Of all the old ruined or abandoned buildings that dot the countryside of Ireland, one type has the distinction of being the most hated – the workhouse. Many have disappeared: most of the West Cork workhouses have been pulled down or completely rebuilt as community hospitals. A few hints remain – a wall here, a shed there. The workhouse in Schull, although in a ruinous state, has managed to maintain enough of a presence to remind us of its former role in the community. Surrounded by a high stone wall, you can still see parts of the administration building where inmates were admitted, remains of the dormitories and the hospital.
We wander around a lot of ruins here in West Cork, but this one is different. No good feelings emanate from these walls. Instead, an aura of decay and sadness lies thick upon the site. We found ourselves exploring in silence, contemplating the misery that was the inevitable condition of those who entered.
Workhouses were built throughout the nineteenth century in Ireland. The philosophy of charity prevailing at the time dictated that the workhouse must represent the absolute last resort of the desperate – those who could no longer feed, clothe or house their families or themselves. Once admitted, families were separated and might never see each other again. All inmates were assigned hard labour, although some rudimentary schooling was provided for children. There was no comfort, little sanitation, crowded conditions and meagre allowances of food.
The Irish Workhouse Centre in Portumna has an excellent website if you want to learn more about the Irish context, but the site that dwarfs all others in the sheer amount of information is The Workhouse: The Story of an Institution, created and maintained by Peter Higginbotham. He makes the point that not all was bad about workhouses, that many workhouses in Britain provided inmates with sanctuary, life-saving treatment and skills. This is not their reputation in Ireland, however, where their memory evokes dread and abhorrence. Part of this is rooted in their response to the Great Famine of 1845-49. Established to provide Inside Relief many of them initially turned away those who came to the gates asking not to be admitted but to be fed. For those inside, conditions at this time were appalling. As an example, the Durrus History Blog records the report of a Dr Stephens on a visit to the Bantry Workhouse in 1847.
The workhouse in Schull was not built until 1851, in the aftermath of the Famine. It was burned down in 1921 during the War of Independence (there’s an account here), as were many workhouses, to prevent it being used as a barracks by the British army. When the Irish Free State was established, one of the first acts of the new government was to abolish the despised workhouse system and transfer its responsibilities to a new Ministry of Health.

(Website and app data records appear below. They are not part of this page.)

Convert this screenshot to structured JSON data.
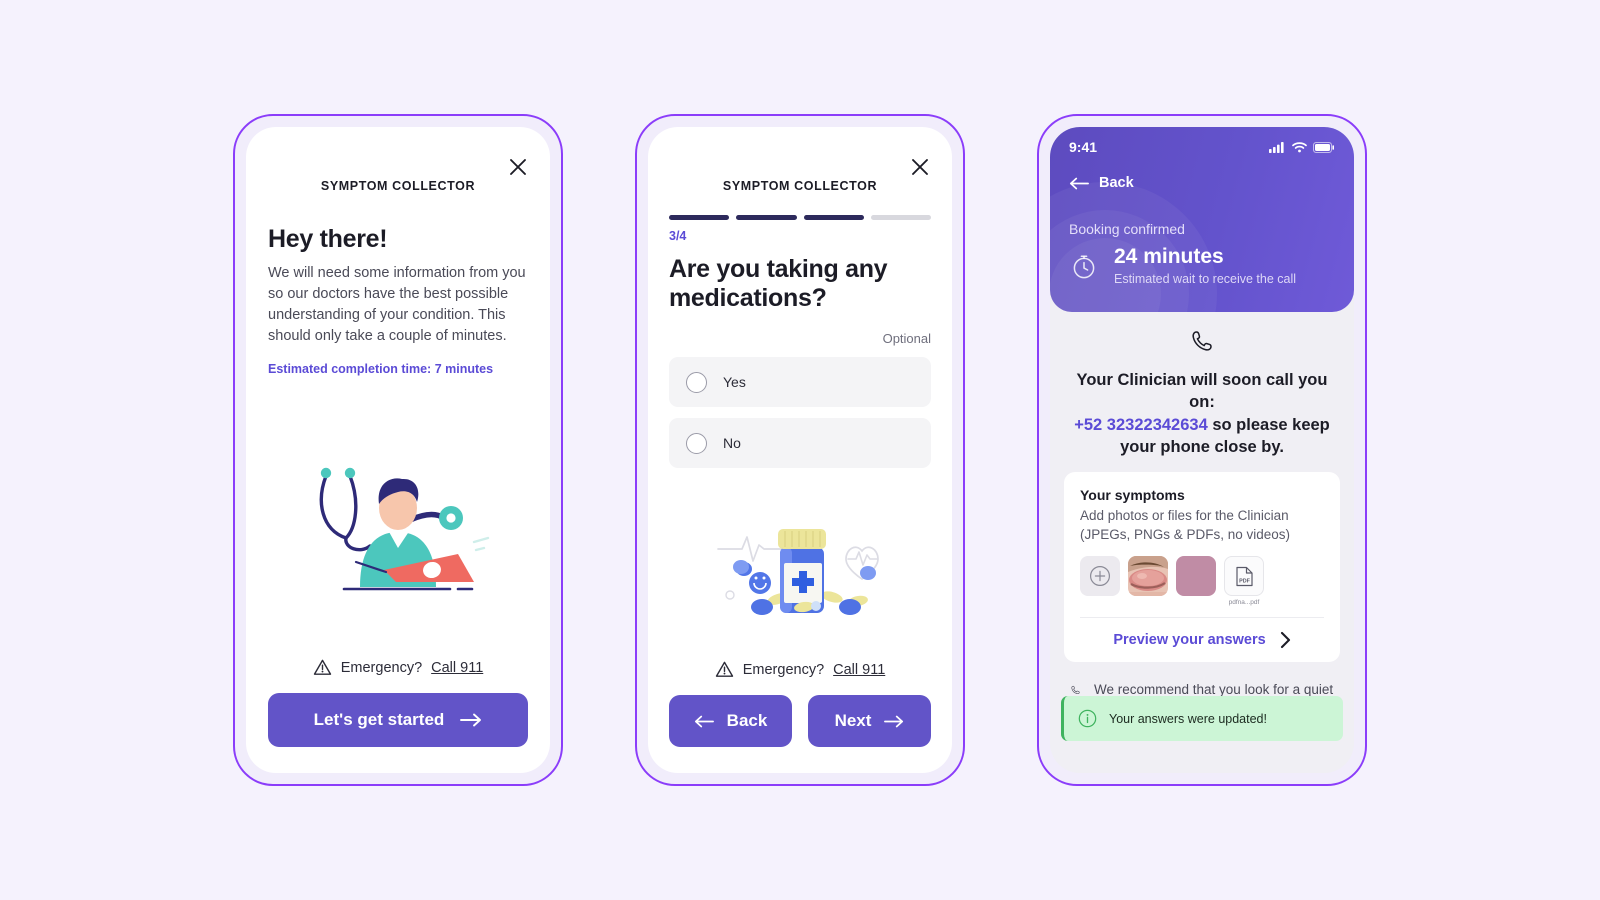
{
  "background_color": "#f5f2fd",
  "accent": {
    "purple": "#6254c8",
    "link_purple": "#5b4bd6",
    "frame": "#8b3dfa",
    "navy": "#2d2a5c",
    "toast_green_bg": "#ccf5d6",
    "toast_green_border": "#3fb35f"
  },
  "screen1": {
    "app_title": "SYMPTOM COLLECTOR",
    "close_label": "close-icon",
    "heading": "Hey there!",
    "paragraph": "We will need some information from you so our doctors have the best possible understanding of your condition. This should only take a couple of minutes.",
    "estimate": "Estimated completion time: 7 minutes",
    "emergency_prefix": "Emergency?",
    "emergency_link": "Call 911",
    "cta": "Let's get started"
  },
  "screen2": {
    "app_title": "SYMPTOM COLLECTOR",
    "progress": {
      "current": 3,
      "total": 4,
      "label": "3/4",
      "segments": [
        true,
        true,
        true,
        false
      ]
    },
    "question": "Are you taking any medications?",
    "optional_label": "Optional",
    "options": [
      {
        "label": "Yes",
        "selected": false
      },
      {
        "label": "No",
        "selected": false
      }
    ],
    "emergency_prefix": "Emergency?",
    "emergency_link": "Call 911",
    "back": "Back",
    "next": "Next"
  },
  "screen3": {
    "statusbar": {
      "time": "9:41",
      "signal": "signal-icon",
      "wifi": "wifi-icon",
      "battery": "battery-icon"
    },
    "back": "Back",
    "booking_status": "Booking confirmed",
    "wait_time": "24 minutes",
    "wait_sub": "Estimated wait to receive the call",
    "call_line1": "Your Clinician will soon call you on:",
    "phone_number": "+52 32322342634",
    "call_line2": "so please keep your phone close by.",
    "symptoms_title": "Your symptoms",
    "symptoms_sub": "Add photos or files for the Clinician (JPEGs, PNGs & PDFs, no videos)",
    "attachments": [
      {
        "type": "add",
        "label": "+"
      },
      {
        "type": "photo",
        "label": "eyelid-photo"
      },
      {
        "type": "photo",
        "label": "pink-swatch-photo"
      },
      {
        "type": "file",
        "label": "PDF",
        "filename": "pdfna...pdf"
      }
    ],
    "preview_label": "Preview your answers",
    "recommendation": "We recommend that you look for a quiet space to have your consultation.",
    "toast": "Your answers were updated!"
  }
}
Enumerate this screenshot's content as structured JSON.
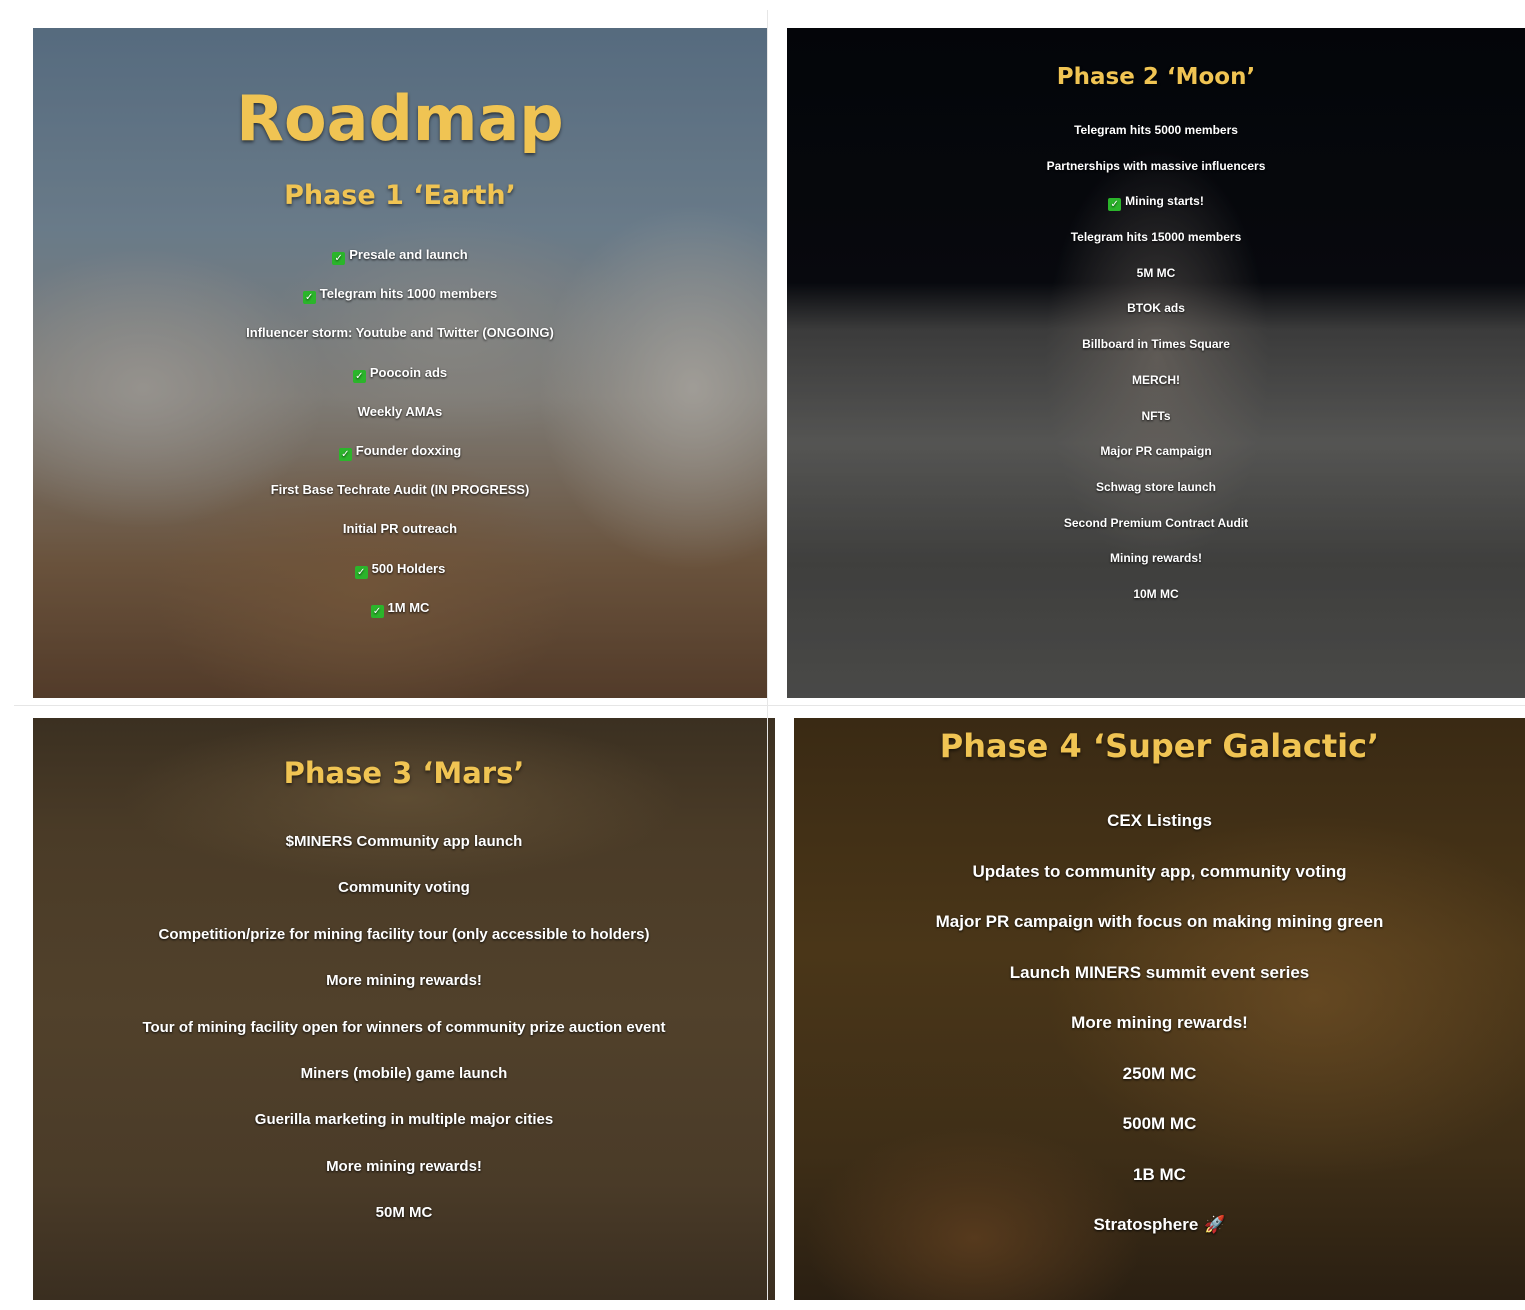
{
  "roadmap_title": "Roadmap",
  "phases": [
    {
      "title": "Phase 1 ‘Earth’",
      "items": [
        {
          "text": "Presale and launch",
          "done": true
        },
        {
          "text": "Telegram hits 1000 members",
          "done": true
        },
        {
          "text": "Influencer storm: Youtube and Twitter (ONGOING)",
          "done": false
        },
        {
          "text": "Poocoin ads",
          "done": true
        },
        {
          "text": "Weekly AMAs",
          "done": false
        },
        {
          "text": "Founder doxxing",
          "done": true
        },
        {
          "text": "First Base Techrate Audit (IN PROGRESS)",
          "done": false
        },
        {
          "text": "Initial PR outreach",
          "done": false
        },
        {
          "text": "500 Holders",
          "done": true
        },
        {
          "text": "1M MC",
          "done": true
        }
      ]
    },
    {
      "title": "Phase 2 ‘Moon’",
      "items": [
        {
          "text": "Telegram hits 5000 members",
          "done": false
        },
        {
          "text": "Partnerships with massive influencers",
          "done": false
        },
        {
          "text": "Mining starts!",
          "done": true
        },
        {
          "text": "Telegram hits 15000 members",
          "done": false
        },
        {
          "text": "5M MC",
          "done": false
        },
        {
          "text": "BTOK ads",
          "done": false
        },
        {
          "text": "Billboard in Times Square",
          "done": false
        },
        {
          "text": "MERCH!",
          "done": false
        },
        {
          "text": "NFTs",
          "done": false
        },
        {
          "text": "Major PR campaign",
          "done": false
        },
        {
          "text": "Schwag store launch",
          "done": false
        },
        {
          "text": "Second Premium Contract Audit",
          "done": false
        },
        {
          "text": "Mining rewards!",
          "done": false
        },
        {
          "text": "10M MC",
          "done": false
        }
      ]
    },
    {
      "title": "Phase 3 ‘Mars’",
      "items": [
        {
          "text": "$MINERS Community app launch",
          "done": false
        },
        {
          "text": "Community voting",
          "done": false
        },
        {
          "text": "Competition/prize for mining facility tour (only accessible to holders)",
          "done": false
        },
        {
          "text": "More mining rewards!",
          "done": false
        },
        {
          "text": "Tour of mining facility open for winners of community prize auction event",
          "done": false
        },
        {
          "text": "Miners (mobile) game launch",
          "done": false
        },
        {
          "text": "Guerilla marketing in multiple major cities",
          "done": false
        },
        {
          "text": "More mining rewards!",
          "done": false
        },
        {
          "text": "50M MC",
          "done": false
        }
      ]
    },
    {
      "title": "Phase 4 ‘Super Galactic’",
      "items": [
        {
          "text": "CEX Listings",
          "done": false
        },
        {
          "text": "Updates to community app, community voting",
          "done": false
        },
        {
          "text": "Major PR campaign with focus on making mining green",
          "done": false
        },
        {
          "text": "Launch MINERS summit event series",
          "done": false
        },
        {
          "text": "More mining rewards!",
          "done": false
        },
        {
          "text": "250M MC",
          "done": false
        },
        {
          "text": "500M MC",
          "done": false
        },
        {
          "text": "1B MC",
          "done": false
        },
        {
          "text": "Stratosphere",
          "done": false
        }
      ]
    }
  ],
  "icons": {
    "check": "check-mark-icon",
    "rocket": "rocket-icon",
    "check_color": "#2bb52b",
    "heading_color": "#f0c453"
  }
}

Because all Irish workhouses were designed by the same man, to one plan, you can get a better idea of how the Schull workhouse might have looked on Tarquin Blake’s brilliant Abandoned Ireland website. An exception to this sameness was the Durrus Grainstore, pressed into service as an auxiliary workhouse at the height of the hunger for a couple of years.